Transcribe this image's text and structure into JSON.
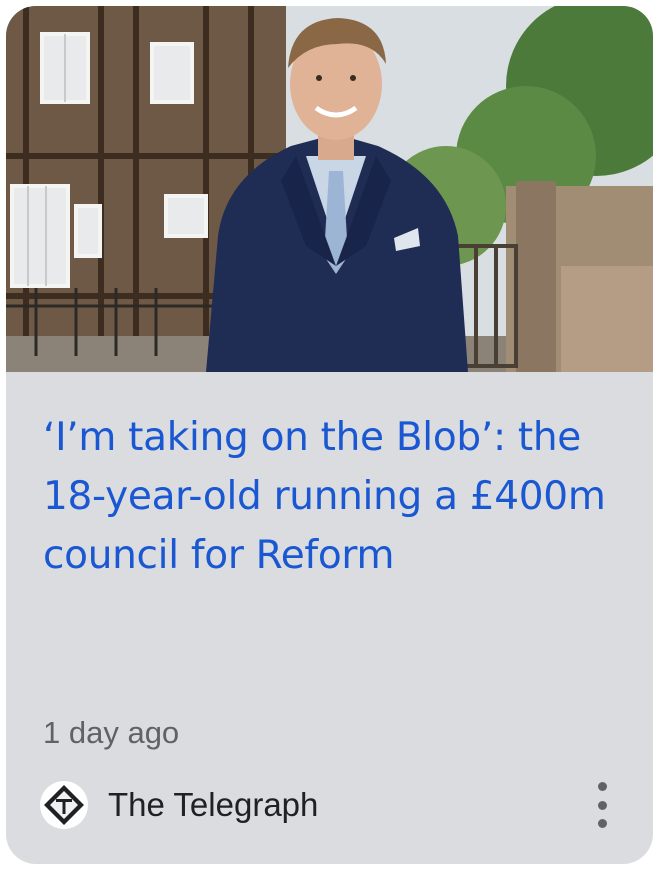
{
  "article": {
    "headline": "‘I’m taking on the Blob’: the 18-year-old running a £400m council for Reform",
    "timestamp": "1 day ago",
    "source": {
      "name": "The Telegraph",
      "logo_icon": "telegraph-logo-icon"
    },
    "image": {
      "subject": "photo-young-man-navy-suit"
    }
  },
  "menu": {
    "icon": "more-vert-icon"
  },
  "colors": {
    "headline": "#1a57d2",
    "card_background": "#dadcdf",
    "secondary_text": "#5f6368"
  }
}
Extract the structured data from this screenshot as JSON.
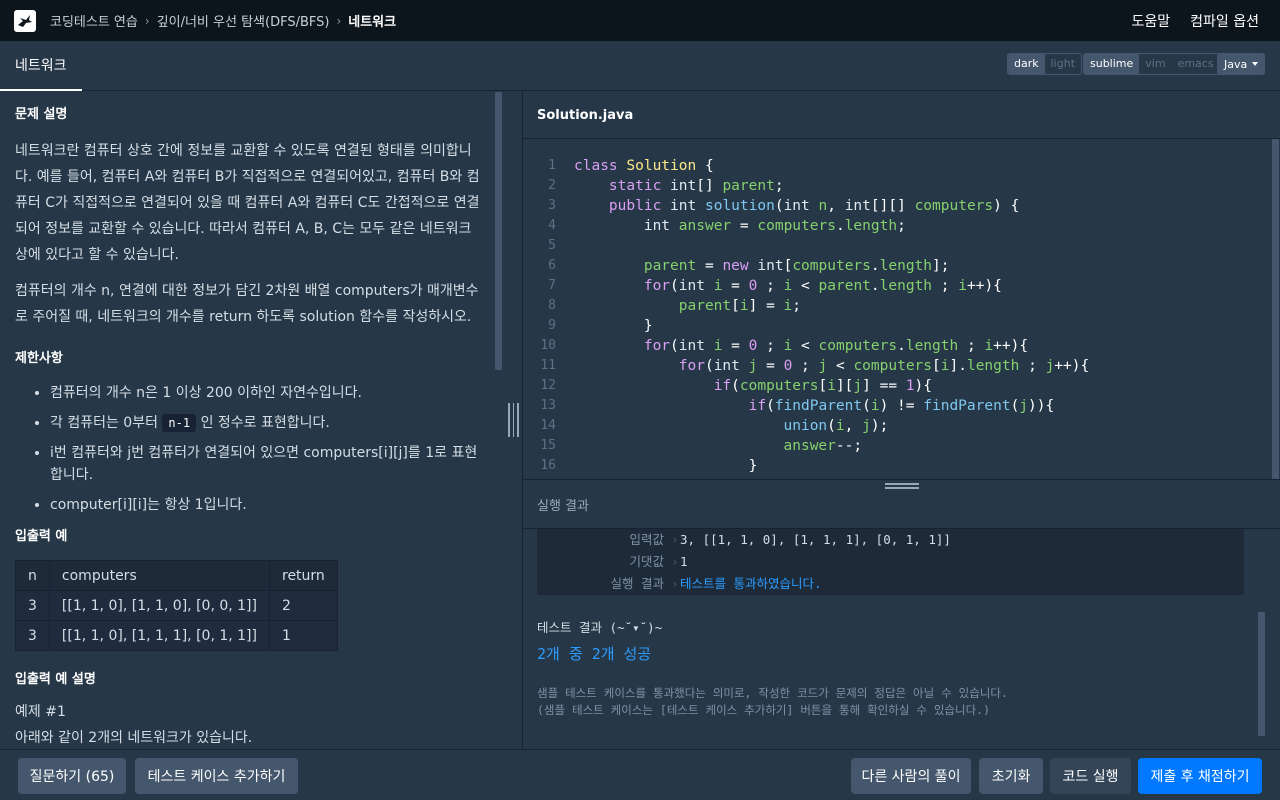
{
  "nav": {
    "breadcrumbs": [
      "코딩테스트 연습",
      "깊이/너비 우선 탐색(DFS/BFS)",
      "네트워크"
    ],
    "help": "도움말",
    "compile_options": "컴파일 옵션"
  },
  "title_tab": "네트워크",
  "theme_toggle": [
    "dark",
    "light"
  ],
  "keymap_toggle": [
    "sublime",
    "vim",
    "emacs"
  ],
  "language": "Java",
  "problem": {
    "h_desc": "문제 설명",
    "p1": "네트워크란 컴퓨터 상호 간에 정보를 교환할 수 있도록 연결된 형태를 의미합니다. 예를 들어, 컴퓨터 A와 컴퓨터 B가 직접적으로 연결되어있고, 컴퓨터 B와 컴퓨터 C가 직접적으로 연결되어 있을 때 컴퓨터 A와 컴퓨터 C도 간접적으로 연결되어 정보를 교환할 수 있습니다. 따라서 컴퓨터 A, B, C는 모두 같은 네트워크 상에 있다고 할 수 있습니다.",
    "p2": "컴퓨터의 개수 n, 연결에 대한 정보가 담긴 2차원 배열 computers가 매개변수로 주어질 때, 네트워크의 개수를 return 하도록 solution 함수를 작성하시오.",
    "h_limits": "제한사항",
    "limit1": "컴퓨터의 개수 n은 1 이상 200 이하인 자연수입니다.",
    "limit2_a": "각 컴퓨터는 0부터",
    "limit2_code": "n-1",
    "limit2_b": "인 정수로 표현합니다.",
    "limit3": "i번 컴퓨터와 j번 컴퓨터가 연결되어 있으면 computers[i][j]를 1로 표현합니다.",
    "limit4": "computer[i][i]는 항상 1입니다.",
    "h_io": "입출력 예",
    "io_headers": [
      "n",
      "computers",
      "return"
    ],
    "io_rows": [
      [
        "3",
        "[[1, 1, 0], [1, 1, 0], [0, 0, 1]]",
        "2"
      ],
      [
        "3",
        "[[1, 1, 0], [1, 1, 1], [0, 1, 1]]",
        "1"
      ]
    ],
    "h_io_desc": "입출력 예 설명",
    "example1": "예제 #1",
    "example1_text": "아래와 같이 2개의 네트워크가 있습니다."
  },
  "editor": {
    "filename": "Solution.java",
    "line_numbers": [
      "1",
      "2",
      "3",
      "4",
      "5",
      "6",
      "7",
      "8",
      "9",
      "10",
      "11",
      "12",
      "13",
      "14",
      "15",
      "16"
    ]
  },
  "results": {
    "header": "실행 결과",
    "rows": [
      {
        "key": "입력값",
        "value": "3, [[1, 1, 0], [1, 1, 1], [0, 1, 1]]"
      },
      {
        "key": "기댓값",
        "value": "1"
      },
      {
        "key": "실행 결과",
        "value": "테스트를 통과하였습니다."
      }
    ],
    "summary_title": "테스트 결과 (~˘▾˘)~",
    "summary_result": "2개 중 2개 성공",
    "note": "샘플 테스트 케이스를 통과했다는 의미로, 작성한 코드가 문제의 정답은 아닐 수 있습니다.\n(샘플 테스트 케이스는 [테스트 케이스 추가하기] 버튼을 통해 확인하실 수 있습니다.)"
  },
  "buttons": {
    "ask": "질문하기 (65)",
    "add_testcase": "테스트 케이스 추가하기",
    "others_solution": "다른 사람의 풀이",
    "reset": "초기화",
    "run": "코드 실행",
    "submit": "제출 후 채점하기"
  }
}
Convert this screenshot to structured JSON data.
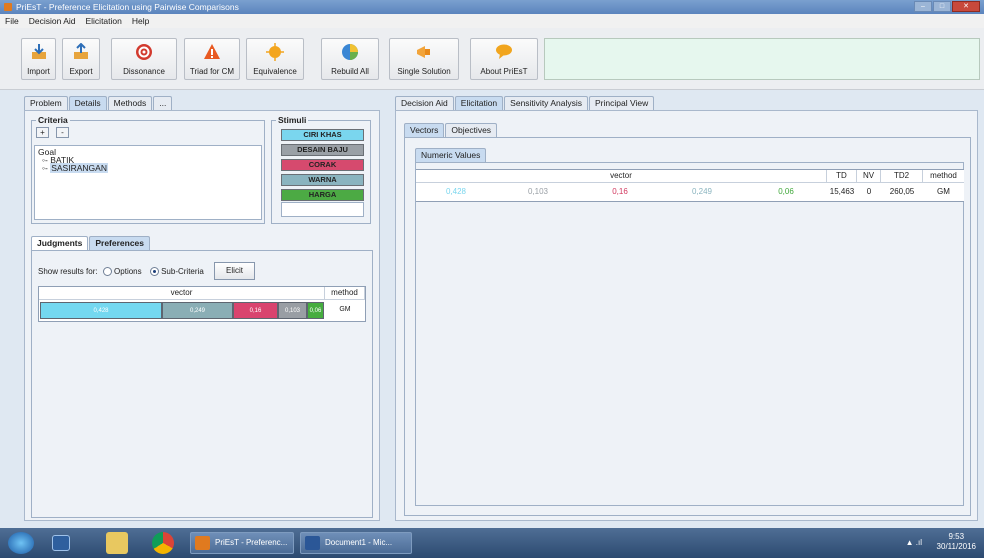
{
  "window": {
    "title": "PriEsT - Preference Elicitation using Pairwise Comparisons"
  },
  "menu": [
    "File",
    "Decision Aid",
    "Elicitation",
    "Help"
  ],
  "toolbar": [
    {
      "label": "Import",
      "icon": "import-icon"
    },
    {
      "label": "Export",
      "icon": "export-icon"
    },
    {
      "label": "Dissonance",
      "icon": "target-icon"
    },
    {
      "label": "Triad for CM",
      "icon": "warning-triangle-icon"
    },
    {
      "label": "Equivalence",
      "icon": "sun-icon"
    },
    {
      "label": "Rebuild All",
      "icon": "pie-chart-icon"
    },
    {
      "label": "Single Solution",
      "icon": "megaphone-icon"
    },
    {
      "label": "About PriEsT",
      "icon": "speech-bubble-icon"
    }
  ],
  "left": {
    "tabs": [
      "Problem",
      "Details",
      "Methods",
      "..."
    ],
    "criteria": {
      "title": "Criteria",
      "add": "+",
      "remove": "-",
      "tree": {
        "root": "Goal",
        "children": [
          "BATIK",
          "SASIRANGAN"
        ]
      }
    },
    "stimuli": {
      "title": "Stimuli",
      "items": [
        {
          "label": "CIRI KHAS",
          "color": "#7ad6ee"
        },
        {
          "label": "DESAIN BAJU",
          "color": "#9aa0a6"
        },
        {
          "label": "CORAK",
          "color": "#d64a6e"
        },
        {
          "label": "WARNA",
          "color": "#8ab4bf"
        },
        {
          "label": "HARGA",
          "color": "#4caa44"
        }
      ]
    },
    "lower_tabs": [
      "Judgments",
      "Preferences"
    ],
    "show_results_label": "Show results for:",
    "options_label": "Options",
    "subcriteria_label": "Sub-Criteria",
    "elicit_button": "Elicit",
    "pref_table": {
      "headers": [
        "vector",
        "method"
      ],
      "segments": [
        {
          "label": "0,428",
          "value": 0.428,
          "color": "#74d8f0"
        },
        {
          "label": "0,249",
          "value": 0.249,
          "color": "#8aaeb5"
        },
        {
          "label": "0,16",
          "value": 0.16,
          "color": "#d9446e"
        },
        {
          "label": "0,103",
          "value": 0.103,
          "color": "#999ea4"
        },
        {
          "label": "0,06",
          "value": 0.06,
          "color": "#46ad3f"
        }
      ],
      "method": "GM"
    }
  },
  "right": {
    "tabs": [
      "Decision Aid",
      "Elicitation",
      "Sensitivity Analysis",
      "Principal View"
    ],
    "subtabs": [
      "Vectors",
      "Objectives"
    ],
    "inner_tab": "Numeric Values",
    "table": {
      "headers": [
        "vector",
        "TD",
        "NV",
        "TD2",
        "method"
      ],
      "values": [
        {
          "text": "0,428",
          "color": "#7ad6ee"
        },
        {
          "text": "0,103",
          "color": "#9aa0a6"
        },
        {
          "text": "0,16",
          "color": "#d2385f"
        },
        {
          "text": "0,249",
          "color": "#8ab4bf"
        },
        {
          "text": "0,06",
          "color": "#3fa83a"
        }
      ],
      "td": "15,463",
      "nv": "0",
      "td2": "260,05",
      "method": "GM"
    }
  },
  "taskbar": {
    "items": [
      "PriEsT - Preferenc...",
      "Document1 - Mic..."
    ],
    "time": "9:53",
    "date": "30/11/2016"
  }
}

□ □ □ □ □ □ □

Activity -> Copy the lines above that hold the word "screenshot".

Solution for this exercise ->
Extract the structured data from this screenshot as JSON.
Convert this screenshot to structured JSON data.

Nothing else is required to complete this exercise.